This also provides for interesting ideas about how to change the pattern of exit in the church. Last week, Jake wrote that he believed disaffected members believed too much…I wrote then that belief — and the way one engages a community — is built up by and within that community. It’s not just from the individual.

If I’m not just making a typical Mormonism fallacy-style generalization in my latest W&T post, it should be the case that if people can have different experiences in the church — as mediated by family, friends, and ward members, then those who grow up with those different experiences will internalize a different “real Mormonism” than a lot of people currently internalize.

(Of course, that raises the question: do we really want to have more Joanna Brooks running around? Then no one would be able to win a Brodie! But seriously…what does the church look like if we stop raising people to be “TBM” and raise people to be more cafeteria, liberal, unorthodox, or uncorrelated?) I personally don’t think the church has too much motivation to try this out, because it doesn’t know where uncorrelated Mormons put their money.

3 Comments
  1. Andrew S, thank you for creating a thought-proving post. I notice that you wrote: “Although I wouldn’t have a name for it until years later, I now realize that I had fallen prey to the Typical Mind Fallacy.” Yet, as I read your personal story, it sounds to me like you did not believe that your experience was like everyone else’s. In fact, it sounds to me like the opposite. You had a nagging feeling that you experienced the world differently, and as you engaged in dialogue with others, and as you read Annie Dillard, you felt more confident that people did in fact experience the world differently.

    The post you reference has Professor Berman defining the Typical Mind Fallacy as “the human tendency to believe that one’s own mental structure can be generalized to apply to everyone else’s.” I’m curious why you say this is what happened to you given your story.

  2. Aquinas,

    I didn’t quite think of my experience like that…although maybe I phrased things vaguely. For me, growing up I never considered that people really had the capability to be so absorbed in books…so I thought of the stereotype of the studious type who reads as being more like that is a role people played…that they did it because that’s what people expected them to say rather than because that’s how they actually felt.

    To be frank, that was tr way I felt in church too…that people didn’t REALLY have spiritual experiences…they just bore testimonies of such because that was expected…and think about the almost standardized nature of many testimonies borne…it’s not a completely unjustified assumption to make.

    In both situations, it took an outside event for me to shake out of that typical mind fallacy and then realize that people really were different…for reading, it was really that not everyone found Annie Dillard’s comments as profound as I did
    For church, it was a number of things, but I think things culminating in wondering why I was so uncomfortable with the prospect of a mission.

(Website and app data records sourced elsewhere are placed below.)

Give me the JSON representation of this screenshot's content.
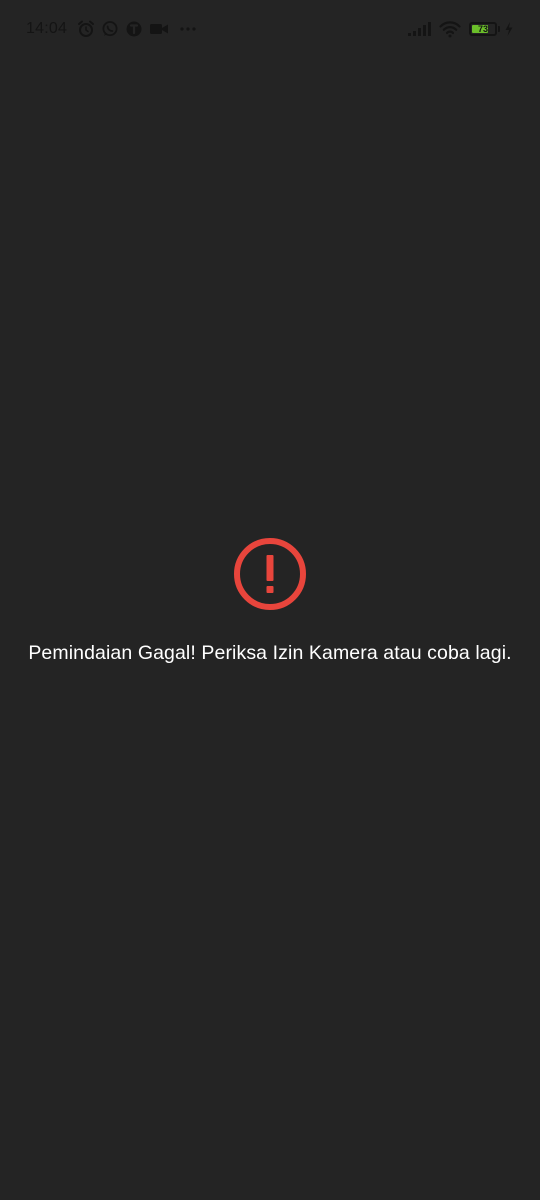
{
  "status_bar": {
    "time": "14:04",
    "left_icons": [
      "alarm-icon",
      "whatsapp-icon",
      "app-notification-icon",
      "video-camera-icon",
      "more-notifications-icon"
    ],
    "right_icons": [
      "signal-icon",
      "wifi-icon",
      "battery-icon",
      "charging-icon"
    ],
    "battery_level": "73",
    "battery_fraction": 0.73,
    "battery_color": "#6bbf2a"
  },
  "error": {
    "icon": "error-icon",
    "icon_color": "#e8453c",
    "message": "Pemindaian Gagal! Periksa Izin Kamera atau coba lagi."
  },
  "colors": {
    "background": "#242424",
    "text": "#ffffff"
  }
}
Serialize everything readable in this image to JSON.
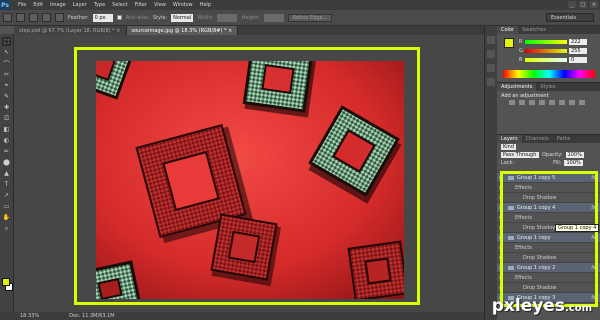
{
  "app": {
    "logo": "Ps"
  },
  "menu": [
    "File",
    "Edit",
    "Image",
    "Layer",
    "Type",
    "Select",
    "Filter",
    "View",
    "Window",
    "Help"
  ],
  "window_controls": [
    "_",
    "□",
    "×"
  ],
  "options": {
    "feather_label": "Feather:",
    "feather_value": "0 px",
    "antialias_label": "Anti-alias",
    "style_label": "Style:",
    "style_value": "Normal",
    "width_label": "Width:",
    "height_label": "Height:",
    "refine_button": "Refine Edge...",
    "workspace": "Essentials"
  },
  "tabs": [
    {
      "label": "step.psd @ 67.7% (Layer 18, RGB/8) *  ×",
      "active": false
    },
    {
      "label": "sourceimage.jpg @ 18.3% (RGB/8#) *  ×",
      "active": true
    }
  ],
  "tools": [
    "⬚",
    "↖",
    "⌒",
    "✂",
    "⌖",
    "✎",
    "✚",
    "⎚",
    "◧",
    "◐",
    "✏",
    "⬤",
    "▲",
    "T",
    "↗",
    "▭",
    "✋",
    "⌕"
  ],
  "status": {
    "zoom": "18.33%",
    "doc": "Doc: 11.3M/63.1M"
  },
  "color_panel": {
    "tabs": [
      "Color",
      "Swatches"
    ],
    "channels": [
      {
        "name": "R",
        "value": "222"
      },
      {
        "name": "G",
        "value": "255"
      },
      {
        "name": "B",
        "value": "0"
      }
    ]
  },
  "adjustments": {
    "tabs": [
      "Adjustments",
      "Styles"
    ],
    "title": "Add an adjustment"
  },
  "layers_panel": {
    "tabs": [
      "Layers",
      "Channels",
      "Paths"
    ],
    "kind": "Kind",
    "blend": "Pass Through",
    "opacity_label": "Opacity:",
    "opacity_value": "100%",
    "lock_label": "Lock:",
    "fill_label": "Fill:",
    "fill_value": "100%",
    "layers": [
      {
        "name": "Group 1 copy 5",
        "type": "group",
        "fx": "fx"
      },
      {
        "name": "Effects",
        "type": "sub"
      },
      {
        "name": "Drop Shadow",
        "type": "sub2"
      },
      {
        "name": "Group 1 copy 4",
        "type": "group",
        "fx": "fx"
      },
      {
        "name": "Effects",
        "type": "sub"
      },
      {
        "name": "Drop Shadow",
        "type": "sub2"
      },
      {
        "name": "Group 1 copy",
        "type": "group",
        "fx": "fx"
      },
      {
        "name": "Effects",
        "type": "sub"
      },
      {
        "name": "Drop Shadow",
        "type": "sub2"
      },
      {
        "name": "Group 1 copy 2",
        "type": "group",
        "fx": "fx"
      },
      {
        "name": "Effects",
        "type": "sub"
      },
      {
        "name": "Drop Shadow",
        "type": "sub2"
      },
      {
        "name": "Group 1 copy 3",
        "type": "group",
        "fx": "fx"
      }
    ],
    "tooltip": "Group 1 copy 4"
  },
  "watermark": {
    "main": "pxleyes",
    "suffix": ".com"
  },
  "colors": {
    "highlight": "#d7ff00",
    "foreground": "#e6f200"
  }
}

    I would say that now (since those events) I try to avoid typical mind fallacy…but one: I find situations where I realize I still cling to it. And two: it now sometimes really bothers me to think I may be really different…because abnormality is a stigma, often.

Trackbacks & Pingbacks

  1. Main Street Plaza » Sunday in Outer Blogness: Short & Sweet Edition!

Leave a Reply

Fill in your details below or click an icon to log in:

WordPress.com Logo

You are commenting using your WordPress.com account. Log Out / Change )

Twitter picture

You are commenting using your Twitter account. Log Out / Change )

Facebook photo

You are commenting using your Facebook account. Log Out / Change )

Google+ photo

You are commenting using your Google+ account. Log Out / Change )

Connecting to %s

Follow

Get every new post delivered to your Inbox.

Join 186 other followers

%d bloggers like this: